The Northwestern Europe Regional Contest is part of the larger global International Collegiate Programming Contest (ICPC), a long-running contest that was established in 1977 and sees tens of thousands of participants every year. Participating teams represented sixty universities from ten countries, including the UK, Ireland, Germany, Sweden and the Netherlands.

These three teams also gave an excellent performance in the national round of this high-profile programming competition, which was held a few weeks ago in October and was hosted at the Department’s own William Gates Building. Their success in the national round led to entry in the Northwestern Europe round, the semi-final, held in Eindhoven in November.

After winning second place in the Eindhoven semifinal, Team Treeniceratops has qualified for the world final, which will be held in Moscow next June. All the Cambridge teams received gold and silver medals.

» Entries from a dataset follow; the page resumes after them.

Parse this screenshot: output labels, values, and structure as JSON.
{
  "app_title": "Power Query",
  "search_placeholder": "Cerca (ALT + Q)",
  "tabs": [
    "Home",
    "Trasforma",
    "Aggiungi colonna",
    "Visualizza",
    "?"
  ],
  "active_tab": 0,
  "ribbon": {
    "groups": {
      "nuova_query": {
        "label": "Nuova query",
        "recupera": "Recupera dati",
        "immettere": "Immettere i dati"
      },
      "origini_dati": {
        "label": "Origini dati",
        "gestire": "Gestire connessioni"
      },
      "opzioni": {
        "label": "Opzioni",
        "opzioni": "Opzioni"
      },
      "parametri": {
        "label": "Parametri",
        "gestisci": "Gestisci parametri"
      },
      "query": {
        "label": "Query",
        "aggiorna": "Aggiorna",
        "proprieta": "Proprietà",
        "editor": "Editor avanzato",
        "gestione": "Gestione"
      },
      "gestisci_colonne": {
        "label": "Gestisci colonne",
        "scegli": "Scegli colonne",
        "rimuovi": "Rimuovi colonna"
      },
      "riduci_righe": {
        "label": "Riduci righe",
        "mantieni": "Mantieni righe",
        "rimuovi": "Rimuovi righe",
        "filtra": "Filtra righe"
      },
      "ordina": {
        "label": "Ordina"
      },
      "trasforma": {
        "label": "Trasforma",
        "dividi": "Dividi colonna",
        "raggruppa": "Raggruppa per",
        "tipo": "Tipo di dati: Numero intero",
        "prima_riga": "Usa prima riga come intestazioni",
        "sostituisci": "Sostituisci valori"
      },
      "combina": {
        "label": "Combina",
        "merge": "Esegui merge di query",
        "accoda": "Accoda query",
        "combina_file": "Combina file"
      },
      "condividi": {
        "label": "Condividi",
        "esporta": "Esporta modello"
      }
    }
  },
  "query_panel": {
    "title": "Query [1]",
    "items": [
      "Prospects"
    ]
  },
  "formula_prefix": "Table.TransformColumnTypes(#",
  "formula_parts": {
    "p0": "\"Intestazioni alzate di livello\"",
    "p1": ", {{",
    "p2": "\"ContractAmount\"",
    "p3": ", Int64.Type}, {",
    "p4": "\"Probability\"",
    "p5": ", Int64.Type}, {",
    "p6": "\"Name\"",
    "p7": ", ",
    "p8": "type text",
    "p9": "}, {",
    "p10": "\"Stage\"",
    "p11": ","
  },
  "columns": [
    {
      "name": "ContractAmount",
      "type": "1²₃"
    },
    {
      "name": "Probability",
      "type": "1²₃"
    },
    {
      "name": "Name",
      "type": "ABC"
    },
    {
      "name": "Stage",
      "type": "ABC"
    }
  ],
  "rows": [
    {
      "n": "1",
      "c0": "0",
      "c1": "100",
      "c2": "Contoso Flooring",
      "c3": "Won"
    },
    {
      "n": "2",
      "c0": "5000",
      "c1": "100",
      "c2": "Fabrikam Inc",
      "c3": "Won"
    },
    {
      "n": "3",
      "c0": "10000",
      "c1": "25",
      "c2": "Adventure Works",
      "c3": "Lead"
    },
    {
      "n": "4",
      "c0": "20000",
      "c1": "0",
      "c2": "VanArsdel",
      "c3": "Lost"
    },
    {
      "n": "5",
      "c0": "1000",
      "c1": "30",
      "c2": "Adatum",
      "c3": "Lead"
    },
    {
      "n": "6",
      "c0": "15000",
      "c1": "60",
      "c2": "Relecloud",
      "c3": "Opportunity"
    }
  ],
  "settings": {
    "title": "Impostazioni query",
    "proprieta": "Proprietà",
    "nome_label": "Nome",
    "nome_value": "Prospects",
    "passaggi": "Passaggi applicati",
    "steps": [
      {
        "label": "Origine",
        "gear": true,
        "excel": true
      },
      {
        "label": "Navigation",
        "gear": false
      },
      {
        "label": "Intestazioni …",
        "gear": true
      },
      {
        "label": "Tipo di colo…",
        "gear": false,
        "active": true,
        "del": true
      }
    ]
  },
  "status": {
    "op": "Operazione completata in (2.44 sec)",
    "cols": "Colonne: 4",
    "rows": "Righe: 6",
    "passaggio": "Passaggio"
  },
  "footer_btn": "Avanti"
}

PhD student Andrej Ivaskovic supported the teams as a coach, and helped organise the national round in Cambridge.

"I am very proud of the results of the Cambridge teams. They are all experienced competitive programmers, as many of them have previously competed in this contest and other competitive programming events.

There are many skills that need to be juggled in order to achieve top results such as these. Coding, problem solving and proficiency with algorithms are expected, but time management and teamwork are essential. This is reinforced by the unique scoring system at these kinds of contests, which is based on time taken to solve a problem and the number of incorrect submissions for any given problem.

The competition was hard this year: there were 11 problems that the contestants attempted in the span of five hours, and no team managed to solve more than nine. One question did not have a single correct submission by any of the teams.

I am delighted to say that I supervised a majority of the Cambridge participants in some of their undergraduate subject, who have shown a high level of academic aptitude and responsibility as well."

The final results for the competition:

Published by Jonathan Goddard on Wednesday 20th November 2019